§ **Problem to solve**
From the following material, say how many lines have "this" in them; write only the number.
(Stored data Opens)
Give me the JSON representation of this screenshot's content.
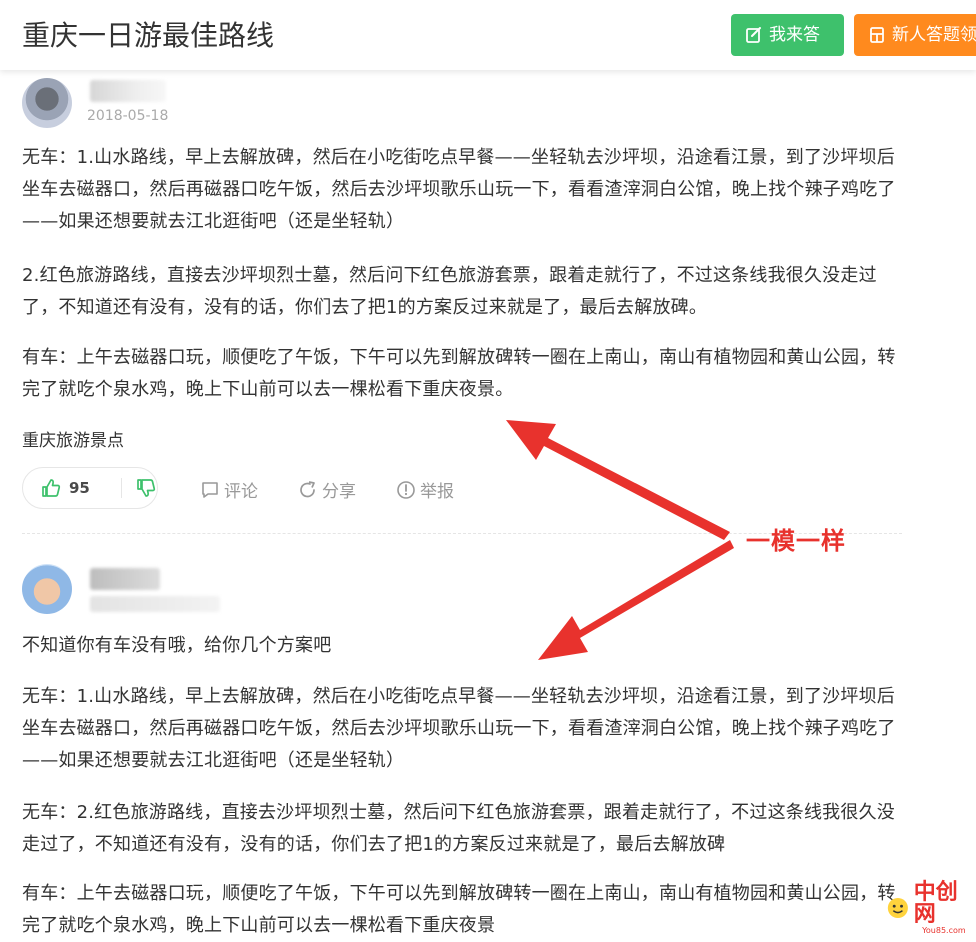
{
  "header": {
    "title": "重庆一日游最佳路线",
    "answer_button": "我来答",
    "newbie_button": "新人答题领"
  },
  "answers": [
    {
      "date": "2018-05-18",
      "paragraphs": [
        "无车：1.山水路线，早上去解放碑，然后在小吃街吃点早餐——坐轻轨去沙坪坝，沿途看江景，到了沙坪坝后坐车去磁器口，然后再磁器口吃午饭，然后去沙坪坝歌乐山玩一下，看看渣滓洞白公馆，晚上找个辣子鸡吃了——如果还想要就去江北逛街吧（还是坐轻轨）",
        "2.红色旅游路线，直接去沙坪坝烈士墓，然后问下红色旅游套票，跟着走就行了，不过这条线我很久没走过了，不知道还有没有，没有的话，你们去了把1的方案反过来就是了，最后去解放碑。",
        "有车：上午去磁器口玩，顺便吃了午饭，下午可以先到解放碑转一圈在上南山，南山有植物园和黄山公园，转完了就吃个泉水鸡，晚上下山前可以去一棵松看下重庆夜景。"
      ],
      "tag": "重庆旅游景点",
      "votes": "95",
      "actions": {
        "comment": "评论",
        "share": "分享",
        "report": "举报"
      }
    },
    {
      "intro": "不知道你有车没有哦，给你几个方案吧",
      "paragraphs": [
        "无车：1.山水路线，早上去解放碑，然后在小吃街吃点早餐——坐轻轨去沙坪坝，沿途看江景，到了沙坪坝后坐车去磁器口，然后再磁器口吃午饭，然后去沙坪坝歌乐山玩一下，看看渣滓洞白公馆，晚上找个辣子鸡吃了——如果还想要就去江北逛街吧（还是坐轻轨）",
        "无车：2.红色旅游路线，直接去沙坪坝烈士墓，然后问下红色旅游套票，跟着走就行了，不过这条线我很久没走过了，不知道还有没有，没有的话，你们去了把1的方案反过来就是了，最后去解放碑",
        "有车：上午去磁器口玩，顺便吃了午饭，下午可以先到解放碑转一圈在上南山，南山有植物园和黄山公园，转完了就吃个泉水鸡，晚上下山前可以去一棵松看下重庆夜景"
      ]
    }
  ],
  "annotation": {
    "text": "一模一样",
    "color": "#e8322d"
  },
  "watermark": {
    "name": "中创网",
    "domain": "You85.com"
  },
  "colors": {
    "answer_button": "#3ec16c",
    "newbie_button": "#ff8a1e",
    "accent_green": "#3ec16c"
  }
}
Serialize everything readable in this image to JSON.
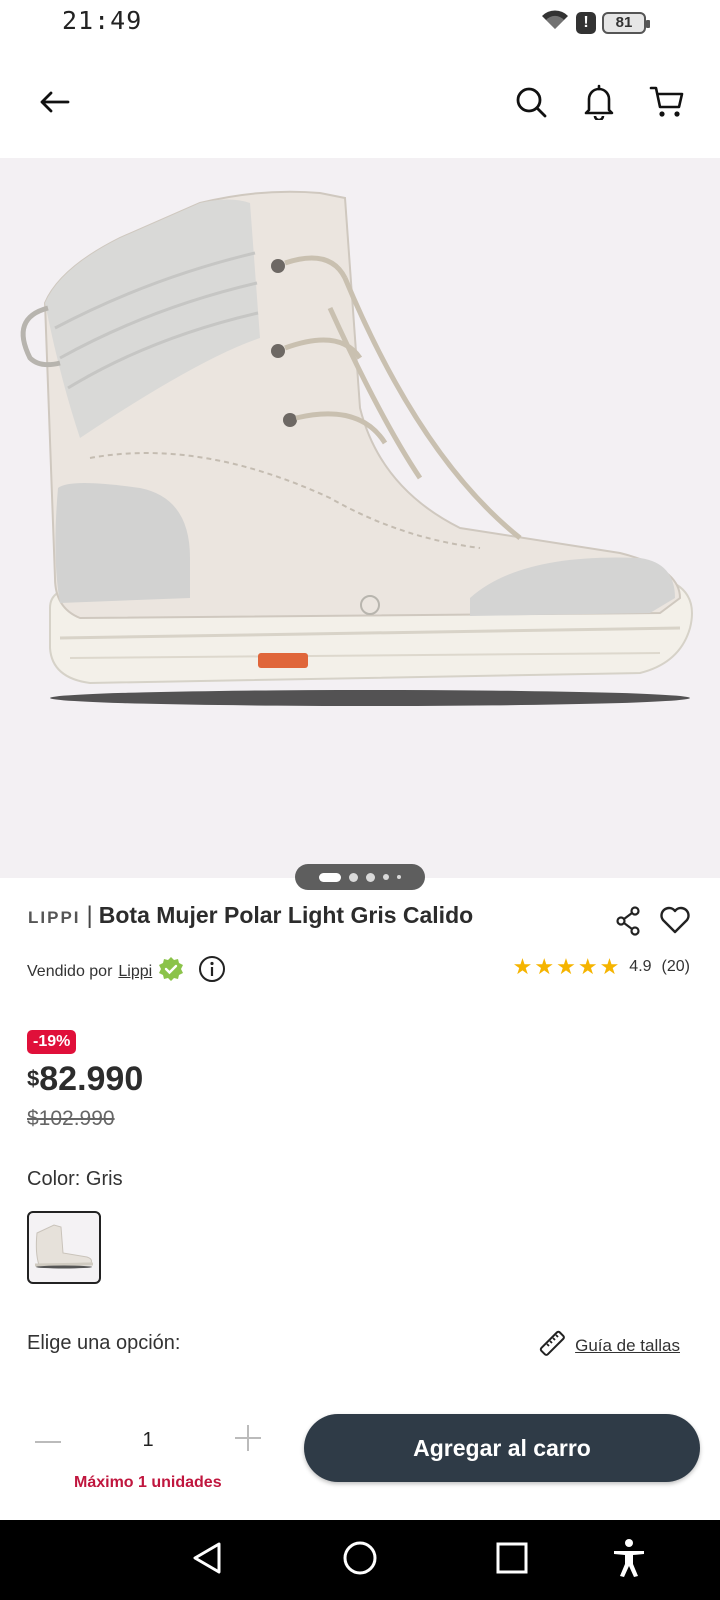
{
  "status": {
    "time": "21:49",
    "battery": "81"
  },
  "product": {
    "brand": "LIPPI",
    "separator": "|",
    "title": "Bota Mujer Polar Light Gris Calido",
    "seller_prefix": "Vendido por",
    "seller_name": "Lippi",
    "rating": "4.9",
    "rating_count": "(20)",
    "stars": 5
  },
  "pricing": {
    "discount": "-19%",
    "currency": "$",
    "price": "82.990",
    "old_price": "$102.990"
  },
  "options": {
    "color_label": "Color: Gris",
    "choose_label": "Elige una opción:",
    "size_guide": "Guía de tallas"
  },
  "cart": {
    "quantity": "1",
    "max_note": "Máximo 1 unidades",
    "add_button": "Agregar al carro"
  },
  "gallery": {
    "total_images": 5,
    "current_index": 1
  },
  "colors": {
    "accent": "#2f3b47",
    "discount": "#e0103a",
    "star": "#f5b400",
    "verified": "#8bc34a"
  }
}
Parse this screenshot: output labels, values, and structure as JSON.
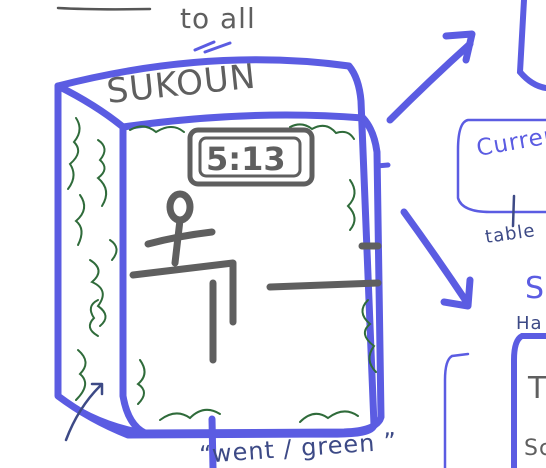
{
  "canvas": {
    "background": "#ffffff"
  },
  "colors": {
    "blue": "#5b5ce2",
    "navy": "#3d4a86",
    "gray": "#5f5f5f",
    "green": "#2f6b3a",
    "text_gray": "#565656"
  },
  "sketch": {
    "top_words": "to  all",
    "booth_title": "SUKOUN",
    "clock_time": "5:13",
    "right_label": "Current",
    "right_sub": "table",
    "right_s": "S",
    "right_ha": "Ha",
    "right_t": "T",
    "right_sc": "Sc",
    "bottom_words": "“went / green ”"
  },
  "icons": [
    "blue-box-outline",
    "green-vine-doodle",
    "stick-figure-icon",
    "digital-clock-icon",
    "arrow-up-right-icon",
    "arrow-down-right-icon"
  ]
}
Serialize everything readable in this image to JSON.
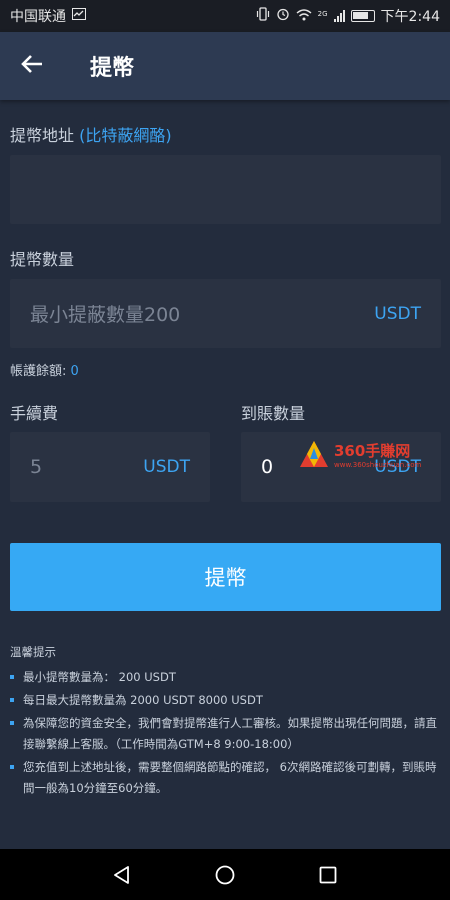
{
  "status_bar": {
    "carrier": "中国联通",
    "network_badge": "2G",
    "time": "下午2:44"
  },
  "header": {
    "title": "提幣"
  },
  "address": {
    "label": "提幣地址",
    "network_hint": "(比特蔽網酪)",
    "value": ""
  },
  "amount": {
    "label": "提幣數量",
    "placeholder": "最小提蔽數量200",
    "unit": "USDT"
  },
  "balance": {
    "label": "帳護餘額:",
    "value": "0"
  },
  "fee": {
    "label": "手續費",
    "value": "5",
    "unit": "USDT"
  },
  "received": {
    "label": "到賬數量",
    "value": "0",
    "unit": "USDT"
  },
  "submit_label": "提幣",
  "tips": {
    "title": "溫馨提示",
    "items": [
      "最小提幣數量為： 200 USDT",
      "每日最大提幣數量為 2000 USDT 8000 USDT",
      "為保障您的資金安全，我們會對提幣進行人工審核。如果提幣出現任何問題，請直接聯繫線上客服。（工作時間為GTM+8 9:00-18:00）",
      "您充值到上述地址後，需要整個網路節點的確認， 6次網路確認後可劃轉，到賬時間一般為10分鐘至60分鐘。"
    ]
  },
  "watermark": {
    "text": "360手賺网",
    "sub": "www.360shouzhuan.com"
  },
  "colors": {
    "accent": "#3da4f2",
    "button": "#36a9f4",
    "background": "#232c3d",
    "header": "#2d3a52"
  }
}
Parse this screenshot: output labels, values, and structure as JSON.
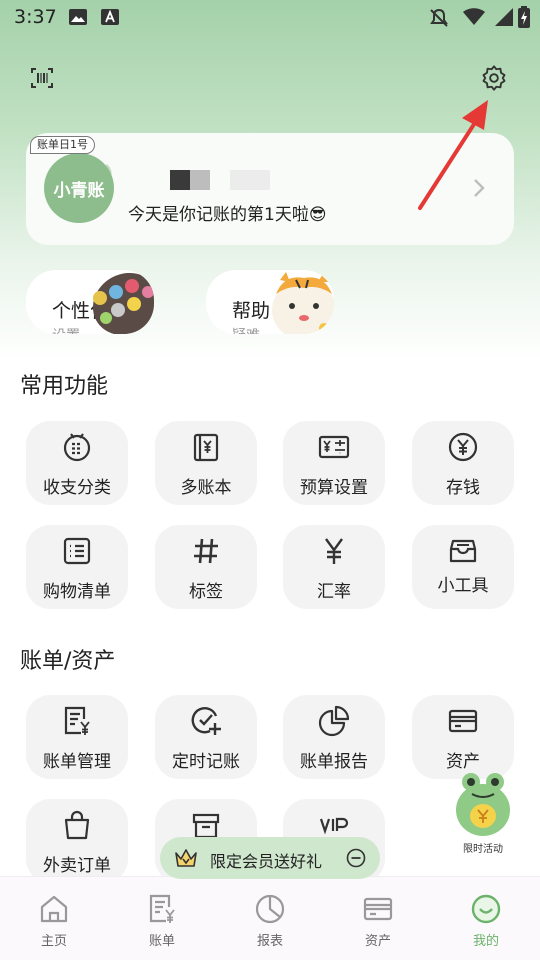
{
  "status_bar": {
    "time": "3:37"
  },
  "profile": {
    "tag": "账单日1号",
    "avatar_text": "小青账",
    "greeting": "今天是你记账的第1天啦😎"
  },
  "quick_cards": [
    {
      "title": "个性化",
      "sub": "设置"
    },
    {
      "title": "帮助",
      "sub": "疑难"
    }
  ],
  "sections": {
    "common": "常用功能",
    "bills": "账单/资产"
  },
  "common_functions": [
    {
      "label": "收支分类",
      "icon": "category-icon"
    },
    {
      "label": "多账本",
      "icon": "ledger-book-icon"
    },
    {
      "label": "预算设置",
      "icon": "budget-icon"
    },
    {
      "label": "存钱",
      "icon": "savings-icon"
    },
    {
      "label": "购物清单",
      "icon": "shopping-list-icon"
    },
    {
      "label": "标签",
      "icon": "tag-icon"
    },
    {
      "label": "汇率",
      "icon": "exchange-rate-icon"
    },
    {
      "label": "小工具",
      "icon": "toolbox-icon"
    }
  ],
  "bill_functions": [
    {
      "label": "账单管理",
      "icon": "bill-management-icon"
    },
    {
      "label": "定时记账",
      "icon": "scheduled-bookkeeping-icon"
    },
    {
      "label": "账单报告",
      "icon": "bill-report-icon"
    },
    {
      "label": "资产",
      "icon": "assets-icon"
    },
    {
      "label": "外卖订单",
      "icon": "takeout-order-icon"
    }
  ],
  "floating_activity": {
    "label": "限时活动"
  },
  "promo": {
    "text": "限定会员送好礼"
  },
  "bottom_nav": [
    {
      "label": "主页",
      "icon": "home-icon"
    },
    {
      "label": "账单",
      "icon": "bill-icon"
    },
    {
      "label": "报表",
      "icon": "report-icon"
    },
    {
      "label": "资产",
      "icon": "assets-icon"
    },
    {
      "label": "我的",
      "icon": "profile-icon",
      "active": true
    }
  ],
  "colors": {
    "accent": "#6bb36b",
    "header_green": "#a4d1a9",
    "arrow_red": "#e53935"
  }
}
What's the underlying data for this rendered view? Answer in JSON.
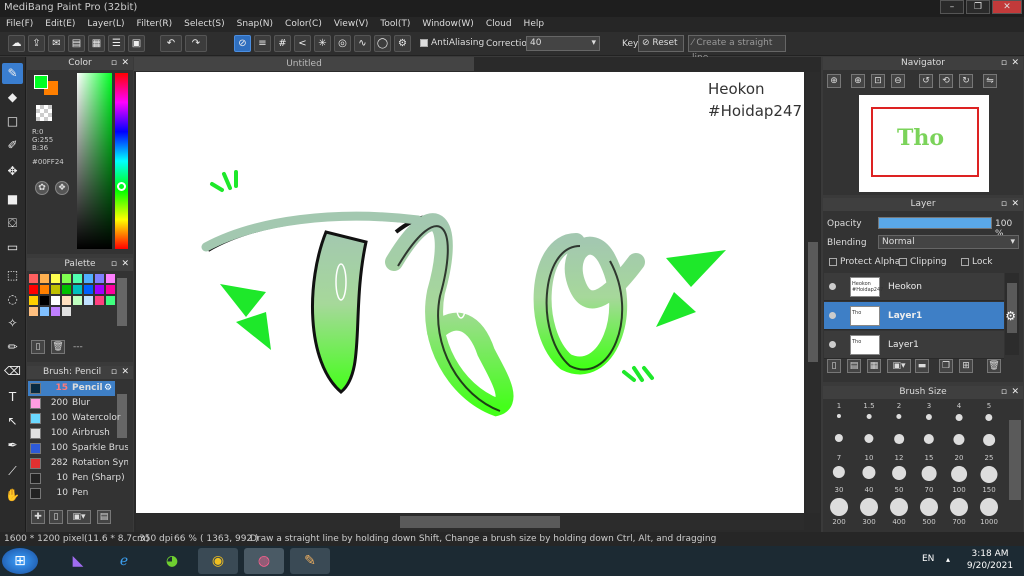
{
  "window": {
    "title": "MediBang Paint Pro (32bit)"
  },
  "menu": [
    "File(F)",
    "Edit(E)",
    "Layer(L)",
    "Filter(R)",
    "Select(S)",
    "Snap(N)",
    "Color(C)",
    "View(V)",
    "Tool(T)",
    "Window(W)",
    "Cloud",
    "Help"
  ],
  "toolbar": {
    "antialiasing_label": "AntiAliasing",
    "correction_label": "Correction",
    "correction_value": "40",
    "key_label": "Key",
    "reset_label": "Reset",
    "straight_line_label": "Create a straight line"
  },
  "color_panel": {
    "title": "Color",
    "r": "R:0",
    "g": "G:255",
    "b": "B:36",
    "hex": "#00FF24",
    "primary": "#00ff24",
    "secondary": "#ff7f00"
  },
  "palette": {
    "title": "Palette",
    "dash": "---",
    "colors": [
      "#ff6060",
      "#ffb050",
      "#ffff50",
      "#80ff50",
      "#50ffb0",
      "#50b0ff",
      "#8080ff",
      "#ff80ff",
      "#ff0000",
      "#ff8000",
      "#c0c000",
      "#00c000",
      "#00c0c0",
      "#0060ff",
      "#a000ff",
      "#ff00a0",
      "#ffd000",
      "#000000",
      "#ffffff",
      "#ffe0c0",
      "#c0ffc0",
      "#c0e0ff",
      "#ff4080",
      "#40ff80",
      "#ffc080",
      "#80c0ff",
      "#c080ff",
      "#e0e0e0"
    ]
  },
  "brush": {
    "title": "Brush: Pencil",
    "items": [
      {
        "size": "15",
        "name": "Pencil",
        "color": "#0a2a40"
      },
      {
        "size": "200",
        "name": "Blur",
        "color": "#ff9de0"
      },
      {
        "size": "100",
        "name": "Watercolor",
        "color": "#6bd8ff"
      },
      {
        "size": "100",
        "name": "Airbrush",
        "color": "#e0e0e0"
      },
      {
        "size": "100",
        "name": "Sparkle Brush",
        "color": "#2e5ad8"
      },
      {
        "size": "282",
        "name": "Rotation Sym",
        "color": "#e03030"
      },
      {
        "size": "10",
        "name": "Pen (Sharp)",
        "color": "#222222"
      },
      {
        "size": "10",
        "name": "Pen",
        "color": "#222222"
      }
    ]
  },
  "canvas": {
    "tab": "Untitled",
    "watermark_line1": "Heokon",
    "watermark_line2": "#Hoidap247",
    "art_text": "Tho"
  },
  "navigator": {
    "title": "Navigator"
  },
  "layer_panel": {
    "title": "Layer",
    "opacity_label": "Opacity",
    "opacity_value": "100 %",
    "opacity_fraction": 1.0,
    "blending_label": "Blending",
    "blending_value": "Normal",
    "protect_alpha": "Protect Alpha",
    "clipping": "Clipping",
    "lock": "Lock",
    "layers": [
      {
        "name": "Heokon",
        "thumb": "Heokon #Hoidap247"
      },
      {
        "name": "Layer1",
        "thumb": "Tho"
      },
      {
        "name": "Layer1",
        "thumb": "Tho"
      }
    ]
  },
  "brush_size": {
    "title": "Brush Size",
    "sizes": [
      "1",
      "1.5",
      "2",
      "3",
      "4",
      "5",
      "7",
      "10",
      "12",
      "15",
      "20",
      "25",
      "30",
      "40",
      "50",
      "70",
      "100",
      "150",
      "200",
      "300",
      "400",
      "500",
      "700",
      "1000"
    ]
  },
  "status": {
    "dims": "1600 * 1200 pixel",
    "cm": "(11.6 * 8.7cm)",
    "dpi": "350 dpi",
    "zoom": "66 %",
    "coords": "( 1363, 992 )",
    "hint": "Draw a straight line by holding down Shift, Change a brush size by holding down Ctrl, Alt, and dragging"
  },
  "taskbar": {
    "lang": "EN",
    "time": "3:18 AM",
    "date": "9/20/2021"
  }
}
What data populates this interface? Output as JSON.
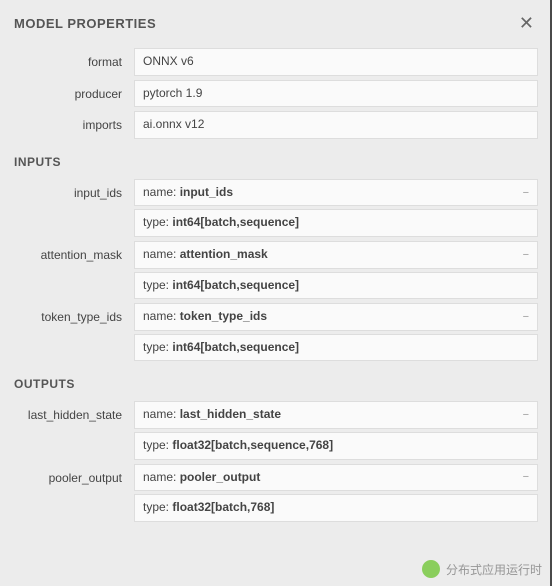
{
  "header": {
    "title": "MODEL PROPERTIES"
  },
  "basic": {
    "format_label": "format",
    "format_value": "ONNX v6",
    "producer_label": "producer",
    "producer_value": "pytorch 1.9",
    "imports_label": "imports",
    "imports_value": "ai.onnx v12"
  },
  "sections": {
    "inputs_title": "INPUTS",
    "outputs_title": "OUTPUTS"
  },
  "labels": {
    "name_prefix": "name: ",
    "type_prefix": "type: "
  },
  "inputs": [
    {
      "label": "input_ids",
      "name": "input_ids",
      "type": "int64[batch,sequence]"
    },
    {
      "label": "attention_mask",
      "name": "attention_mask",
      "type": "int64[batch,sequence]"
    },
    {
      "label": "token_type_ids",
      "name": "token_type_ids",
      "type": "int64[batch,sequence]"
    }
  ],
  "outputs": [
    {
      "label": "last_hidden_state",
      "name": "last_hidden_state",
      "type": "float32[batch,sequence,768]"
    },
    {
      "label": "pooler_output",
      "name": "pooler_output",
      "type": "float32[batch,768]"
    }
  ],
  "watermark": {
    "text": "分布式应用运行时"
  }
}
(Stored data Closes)
§ **Output**
7